The issue of same-sex marriage may be decided by the US Supreme Court by the end of the month, but that isn’t stopping a coaliton of clergy from speaking out against what they claim are threats to religious freedom. They are planning a rally in order to defend so-called traditional marriage.
It should be noted that what is claimed to be the traditional definition of marriage is not that old. In fact, what most people think of today as marriage is only thirty years old. Prior to a 1982 case that went to the US Supreme Court, it was still legal in some places for men to own everything that a woman brought into marriage, or earned during marriage.

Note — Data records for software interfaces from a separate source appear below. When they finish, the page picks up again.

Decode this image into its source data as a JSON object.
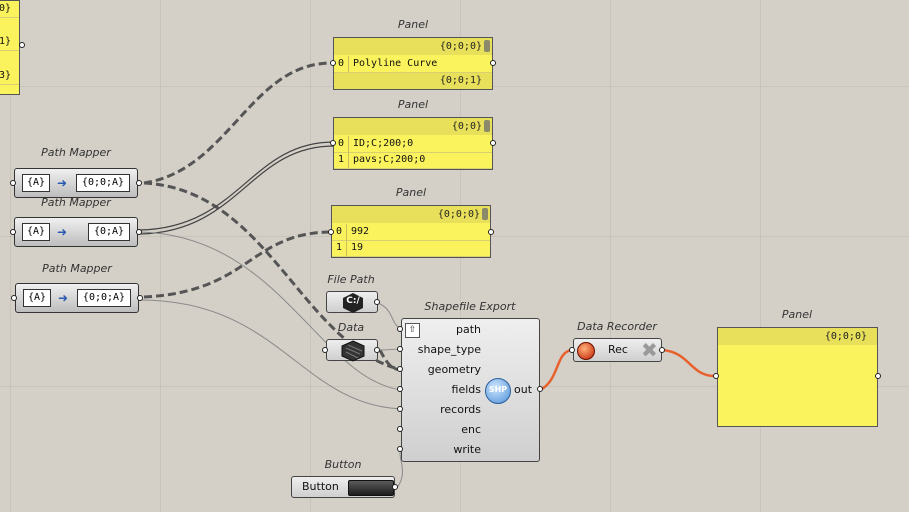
{
  "captions": {
    "panel_top": "Panel",
    "panel_mid": "Panel",
    "panel_low": "Panel",
    "panel_right": "Panel",
    "path_mapper_1": "Path Mapper",
    "path_mapper_2": "Path Mapper",
    "path_mapper_3": "Path Mapper",
    "file_path": "File Path",
    "data": "Data",
    "shapefile_export": "Shapefile Export",
    "data_recorder": "Data Recorder",
    "button": "Button"
  },
  "left_panel_partial": {
    "rows": [
      "0}",
      "1}",
      "3}"
    ]
  },
  "panel_top": {
    "header": "{0;0;0}",
    "rows": [
      {
        "idx": "0",
        "text": "Polyline Curve"
      }
    ],
    "footer": "{0;0;1}"
  },
  "panel_mid": {
    "header": "{0;0}",
    "rows": [
      {
        "idx": "0",
        "text": "ID;C;200;0"
      },
      {
        "idx": "1",
        "text": "pavs;C;200;0"
      }
    ]
  },
  "panel_low": {
    "header": "{0;0;0}",
    "rows": [
      {
        "idx": "0",
        "text": "992"
      },
      {
        "idx": "1",
        "text": "19"
      }
    ]
  },
  "panel_right": {
    "header": "{0;0;0}"
  },
  "path_mappers": [
    {
      "source": "{A}",
      "target": "{0;0;A}"
    },
    {
      "source": "{A}",
      "target": "{0;A}"
    },
    {
      "source": "{A}",
      "target": "{0;0;A}"
    }
  ],
  "file_path": {
    "icon_text": "C:/"
  },
  "shapefile": {
    "inputs": [
      "path",
      "shape_type",
      "geometry",
      "fields",
      "records",
      "enc",
      "write"
    ],
    "output": "out",
    "icon_text": "SHP"
  },
  "data_recorder": {
    "label": "Rec"
  },
  "button": {
    "label": "Button"
  },
  "colors": {
    "panel_yellow": "#fbf35d",
    "wire_active": "#e8602c",
    "canvas": "#d4d0c8"
  }
}
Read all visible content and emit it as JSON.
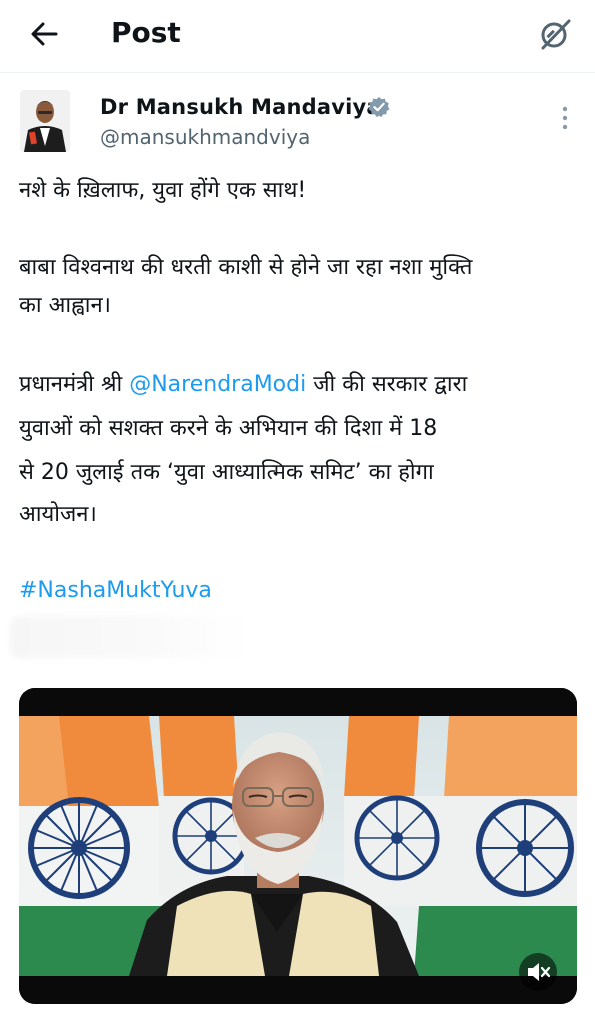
{
  "header": {
    "title": "Post",
    "back_icon": "arrow-left-icon",
    "grok_icon": "grok-icon"
  },
  "author": {
    "name": "Dr Mansukh Mandaviya",
    "handle": "@mansukhmandviya",
    "verified": true
  },
  "post": {
    "line1": "नशे के ख़िलाफ, युवा होंगे एक साथ!",
    "para2_line1": "बाबा विश्वनाथ की धरती काशी से होने जा रहा नशा मुक्ति",
    "para2_line2": "का आह्वान।",
    "para3_pre": "प्रधानमंत्री श्री ",
    "mention": "@NarendraModi",
    "para3_post": " जी की सरकार द्वारा",
    "para3_line2": "युवाओं को सशक्त करने के अभियान की दिशा में 18",
    "para3_line3": "से 20 जुलाई तक ‘युवा आध्यात्मिक समिट’ का होगा",
    "para3_line4": "आयोजन।",
    "hashtag": "#NashaMuktYuva"
  },
  "media": {
    "type": "video",
    "mute_icon": "speaker-muted-icon"
  },
  "colors": {
    "link": "#1d9bf0",
    "text": "#0f1419",
    "secondary": "#536471",
    "saffron": "#f08a3c",
    "green": "#1f8a4a",
    "chakra": "#1f3f7a"
  }
}
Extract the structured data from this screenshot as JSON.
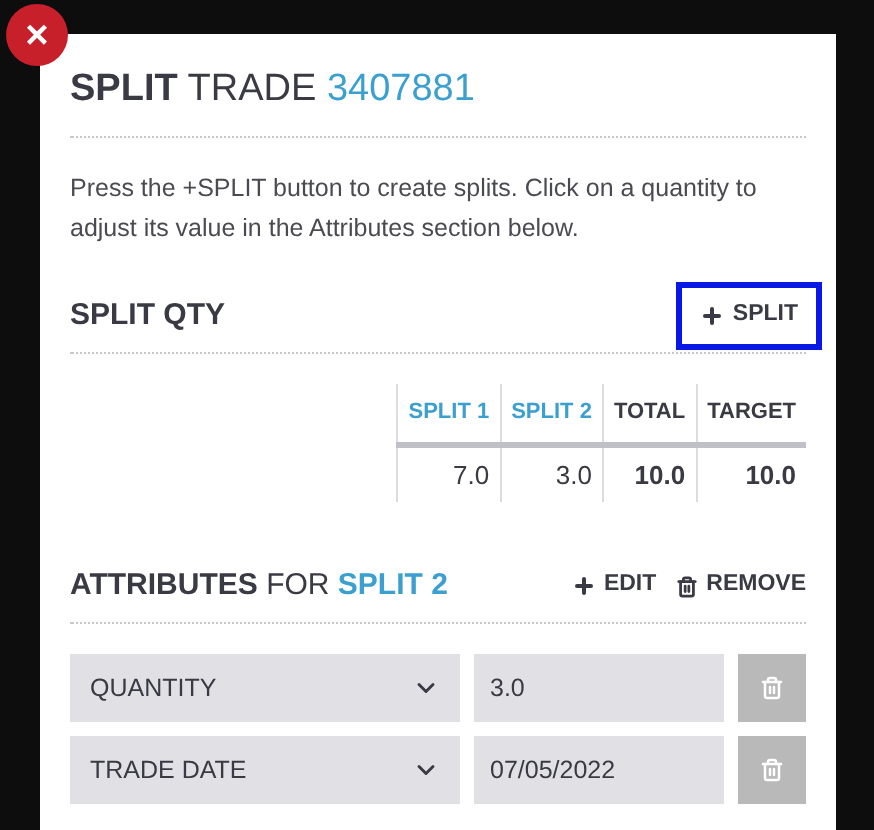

Marriage was defined in much of the United States as being between men and women of the same race prior to 1967. Prior to that, it was illegal in the Colonies that would eventually form the United States for Catholics and all non-Anglicans to get married. Prior to that, marriage was defined in much of the world as being, in various places, between two individuals (Native North America), between a man and up to four women (the Muslim world), and so forth.
Not even the Bible has a firm definition as to what marriage is suppose to be, and the only society to have a strong tradition of opposite-sex two-person marriage is the ancient Greeks. The Greeks were not monogamous as they often engaged in same-sex relationships.
The coalition of clergy and their supporters are expected to gather outside the Allen County Courthouse in Indiana on 1 July to protest whatever the ruling is out of the US Supreme Court. Reverend Peter Scaer of Fort Wayne stated that “We have no inside knowledge as to the date or how the court will rule. … This is like reading tea leaves with the Supreme Court.”
He also said that the ruling will have an affect no matter what given that the state has delayed a ballot measure on enshrining marriage bigotry into their state constitution. Scaer stated “Regardless of the court’s decision, we as shepherds in the city of Churches are conscience-bound to proclaim marriage as the union of one man and one woman. We believe the July 1 marriage rally will give us an opportunity to let the community know that we will continue to teach marriage in truth and love according to the word of our Lord.”
The Supreme Court is expected to rule on the Defense of Marriage Act and Prop 8 sometime on 17, 20, 24, 26 or 27 June.
Despite the vocalness of the anti-gay movement, they have been losing ground across the US for years. Last year, Maine voted to gives same-sex couples marriage rights through the ballot box; Washington and Maryland upheld their marriage equality laws that way; and Minnesota rejected a marriage equality ban.